|The Golem and the ghost, photo by Phillip Bernett|
Monday, October 22, 2012
The Golem comes to Harlequin
Harlequin Productions is doing a one-night, one-man play called The Golem that sounds like it might be a lot of creepy fun for Halloween. It’s an adaptation of Gustav Meyrink’s classic novel, Der Golem written for the stage and directed by Daniel Flint and fellow Taffety Punk company member Joel David Santner, with music by Jupiter Rex (Josh Taylor, who scored Taffety Punk’s “Burn Your Bookes “and “Measure for Measure”).
The one man on stage is Flint.
Now living in the other Washington, Flint maintains strong connections with Olympia and Harlequin. He started working with Harlequin back in 2002, playing multiple roles in King John. During Harlequin’s run of The Lonesome West he met Frank Lawler and Jason Marr, and the three of them teamed up to create The Elsinore Diaries, which performed at the Seattle Fringe and at Harlequin. It was my choice for Best New Play in my annual Critic’s Choice column.
In 2008 he moved to DC for graduate school but returned to Olympia this summer to play Richard in King Richard III at Harlequin. While doing Richard he asked about performing his adaption of The Golem.
“It means a lot to me that I can say to Scot and Linda (Whitney), ‘Hey since I’ll be there for Richard, can I do a performance of my show on Halloween?’ and that they would without blinking an eye say ‘sure!’ That’s why I love them and their Theatre. Because the show is designed to have live music they are flying Josh Taylor here for the show. He will arrive on Monday and we will have two days to rehearse with him. The play is still in a kind of development stage, having been performed only twice (after a full rehearsal process) at a festival in July. After this, it will be having a full production in May at Taffety Punk Theatre Company in DC.
“I had been given the book, The Golem, or Der Golem, by a friend. It did what all great books do, it drew me in so deep that I could almost not distinguish myself from the main character. It deeply affected me and sometime not too long after I conceived of turning into a one-man play for myself. It is a straight adaptation using the text of the novel cut and honed into a tight narrative that as closely resembles the book as possible.”
The Golem follows the story of Athanasius Pernath, a jeweler in Prague’s Jewish ghetto in the late 19th century who is afflicted with a curious amnesia.

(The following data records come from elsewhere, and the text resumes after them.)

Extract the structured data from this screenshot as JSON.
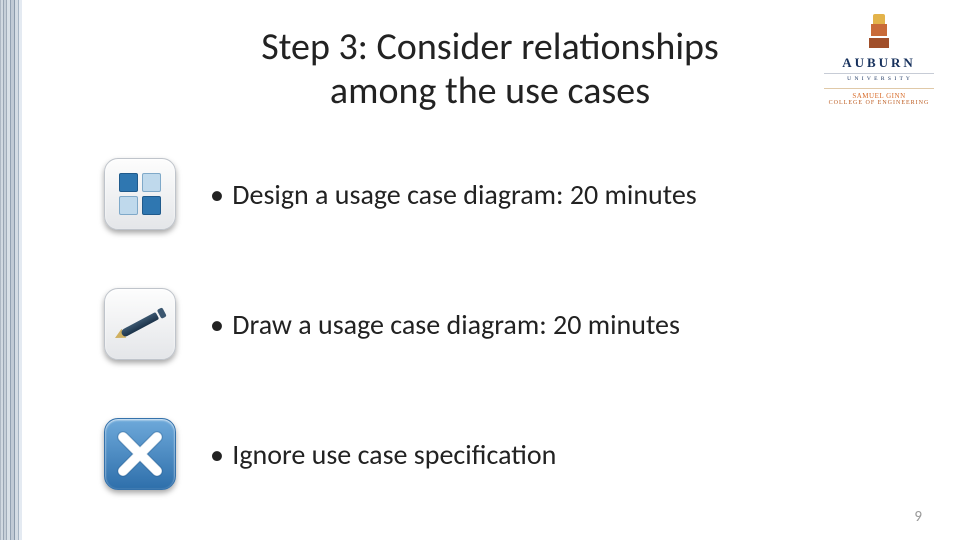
{
  "title_line1": "Step 3: Consider relationships",
  "title_line2": "among the use cases",
  "university": "AUBURN",
  "univ_sub": "U N I V E R S I T Y",
  "college_line1": "SAMUEL GINN",
  "college_line2": "COLLEGE OF ENGINEERING",
  "bullets": [
    "Design a usage case diagram: 20 minutes",
    "Draw a usage case diagram: 20 minutes",
    "Ignore use case specification"
  ],
  "page_number": "9"
}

When a strange man enters Pernath’s life with a mysterious book, the jeweler begins his descent into a labyrinth of murder, madness, and plots of revenge and unrequited love that eventually bring him face to face with his own dark past and mortality
The stranger with the book is the legendary Golem who roamed the streets of the ghetto in the 16th Century. He is also the jeweler’s doppelganger – leading Pernath to a spiritual awakening which must be embraced in order to escape the madness of his past.
The performance is Halloween night, Oct. 31 at 8 p.m. Tickets are $15 Advance or $20 day of the event.http://www.harlequinproductions.org